> WORK INSTRUCTIONS
When you reproduce the data, keep every word exactly as it stands and leave the pictures out.

# # #

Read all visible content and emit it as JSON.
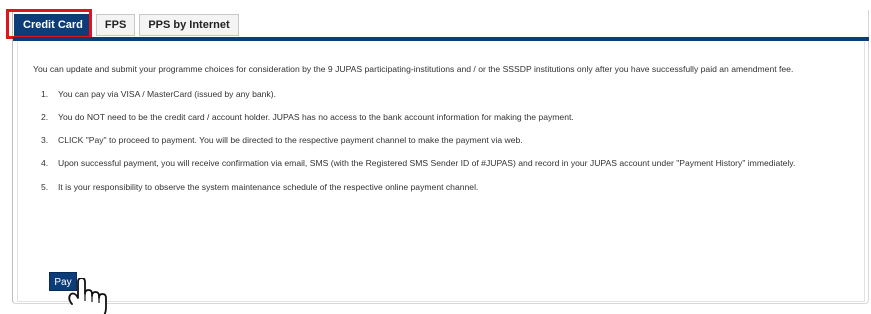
{
  "tabs": [
    {
      "label": "Credit Card",
      "active": true
    },
    {
      "label": "FPS",
      "active": false
    },
    {
      "label": "PPS by Internet",
      "active": false
    }
  ],
  "intro": "You can update and submit your programme choices for consideration by the 9 JUPAS participating-institutions and / or the SSSDP institutions only after you have successfully paid an amendment fee.",
  "steps": [
    {
      "num": "1.",
      "text": "You can pay via VISA / MasterCard (issued by any bank)."
    },
    {
      "num": "2.",
      "text": "You do NOT need to be the credit card / account holder. JUPAS has no access to the bank account information for making the payment."
    },
    {
      "num": "3.",
      "text": "CLICK \"Pay\" to proceed to payment. You will be directed to the respective payment channel to make the payment via web."
    },
    {
      "num": "4.",
      "text": "Upon successful payment, you will receive confirmation via email, SMS (with the Registered SMS Sender ID of #JUPAS) and record in your JUPAS account under \"Payment History\" immediately."
    },
    {
      "num": "5.",
      "text": "It is your responsibility to observe the system maintenance schedule of the respective online payment channel."
    }
  ],
  "pay_button": {
    "label": "Pay"
  },
  "icons": {
    "pointer": "hand-pointer-icon"
  },
  "colors": {
    "primary": "#0d3d78",
    "highlight": "#e0141b"
  }
}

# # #

> SOLVED EXERCISE
Read all visible content and emit it as JSON.
{
  "tabs": [
    {
      "label": "Credit Card",
      "active": true
    },
    {
      "label": "FPS",
      "active": false
    },
    {
      "label": "PPS by Internet",
      "active": false
    }
  ],
  "intro": "You can update and submit your programme choices for consideration by the 9 JUPAS participating-institutions and / or the SSSDP institutions only after you have successfully paid an amendment fee.",
  "steps": [
    {
      "num": "1.",
      "text": "You can pay via VISA / MasterCard (issued by any bank)."
    },
    {
      "num": "2.",
      "text": "You do NOT need to be the credit card / account holder. JUPAS has no access to the bank account information for making the payment."
    },
    {
      "num": "3.",
      "text": "CLICK \"Pay\" to proceed to payment. You will be directed to the respective payment channel to make the payment via web."
    },
    {
      "num": "4.",
      "text": "Upon successful payment, you will receive confirmation via email, SMS (with the Registered SMS Sender ID of #JUPAS) and record in your JUPAS account under \"Payment History\" immediately."
    },
    {
      "num": "5.",
      "text": "It is your responsibility to observe the system maintenance schedule of the respective online payment channel."
    }
  ],
  "pay_button": {
    "label": "Pay"
  },
  "icons": {
    "pointer": "hand-pointer-icon"
  },
  "colors": {
    "primary": "#0d3d78",
    "highlight": "#e0141b"
  }
}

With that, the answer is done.